Whilst speaking to VideoGamer.com, CEO of Crytek Cevat Yerli, has been quoted on saying that the rising price of components for the next iteration of the Xbox will make it “impossible” for the next generation of gaming consoles “to have the same kind of impact on the console business” when compared to the previous generations.
When further probed on the matter, Cevat continued to comment on the future of Microsoft, Sony and the Developers, “As a person who likes to drive technology-meets-game design as art, you can never have enough memory. Ever. Simple as that,” Yerli told us. “Memory is the single most important thing that is always going to be underbalanced – I’ve never seen a console where the memory was the right balance.
“Xbox 360, underbalanced. PlayStation 3, underbalanced. Simply because memory is the most expensive part, hence I wish there would be cheaper ways of doing memory so that memory doesn’t become an issue anymore.
“If they find ways to cheapen the cost to a degree they could triple or quadruple their memory. Just say, ‘Hey we’re going to have 32 gigs of memory’. That would be quite amazing because memory can do so many more techniques and tricks.”
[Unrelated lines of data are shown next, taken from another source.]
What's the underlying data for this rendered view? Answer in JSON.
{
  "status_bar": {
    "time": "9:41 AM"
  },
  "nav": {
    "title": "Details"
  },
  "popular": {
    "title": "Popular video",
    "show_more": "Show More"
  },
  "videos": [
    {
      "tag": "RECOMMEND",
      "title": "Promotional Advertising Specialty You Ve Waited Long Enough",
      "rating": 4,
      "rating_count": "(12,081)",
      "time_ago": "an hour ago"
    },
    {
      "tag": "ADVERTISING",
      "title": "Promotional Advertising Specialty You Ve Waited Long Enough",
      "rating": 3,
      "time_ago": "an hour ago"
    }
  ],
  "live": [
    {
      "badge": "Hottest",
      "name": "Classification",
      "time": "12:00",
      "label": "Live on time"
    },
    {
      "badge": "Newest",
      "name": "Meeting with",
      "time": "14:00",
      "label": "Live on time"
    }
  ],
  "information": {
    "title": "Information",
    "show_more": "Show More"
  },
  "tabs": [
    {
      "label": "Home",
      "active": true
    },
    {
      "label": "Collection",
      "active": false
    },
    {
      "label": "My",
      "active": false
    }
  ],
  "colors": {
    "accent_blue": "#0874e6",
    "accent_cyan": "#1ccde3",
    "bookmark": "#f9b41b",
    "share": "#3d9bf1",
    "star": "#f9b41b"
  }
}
He also made a comment about where he sees the future of the industry turning when it comes to what our games will feature. “The focus of next-gen is in a different area”, he said this in regards to being questioned about whether or not graphical fidelity will impact the next generation. This may well be a wise statement, especially given that “The Walking Dead” took the game of the year award.
“The current generation consoles, when they launched, were far ahead compared to PC,” Yerli continued. “But PC has caught up. With current generation consoles and what’s on the horizon – new ones – due to the fact that the cost of CPU and memory are so much more expensive than they were in the past, it is simply impossible to have the same kind of impact on the console business; to be so far ahead of PC.” “That was our guess already two years ago. That’s why we said back then that Crysis 3 is next-gen ready already. We did that without knowing the specs, but it’s not going to be much more than what we have done so far. And it turns out we were pretty much right. But the focus of next-gen is in a different area.”
When asked about his next entry into the market he said that Cryteks next title will use every single piece of available power in the current generation of consoles, going so far as to say that “not even 1%” was left unused. Supposedly maxing out the system. Could this be comparable to the original PC trial by fire which spawned the famous saying, “can it run Crysis?”
But with all this considered, it raises some concerns amongst my peers and me. After the tragedy that hit Japan earlier in the year, the price for basic computer components shot through the rough for a while. An estimated 50% increase on the price of hard drives is a prime example of this. Because so much was damaged at the time of the flooding, the only logical business move was to increase prices. Since then, there have been numerous more earthquakes and floods in the region, and this may well have a long term effect on the price of component parts. On top of that, if these components go up in price so much that buyers would rather shop somewhere else, it is entirely possible that we could end up with an inferior product. And if this is the case, it may well turn into that all to familiar situation wherein consoles are rushed out before being quality checked extensively resulting in the infamous “red ring of death” and “yellow dot of doom”.
So perhaps it’s not a good idea to max out the system at the minute. It’s an impressive feat to be sure, but it may turn out to be a bad thing. Don’t get me wrong, I’m very interested in seeing what a fully maximised console title would look like, and I definitely plan on buying it to find out. But I just think that for now, we should run games at the industry standard, because as soon as we reach the consoles limits the fans will instantly want more and bigger, better titles that the system can’t deliver. Who knows? Perhaps this is just hyperbole on my part, but to me it’s a very real concern that may prove to be justified.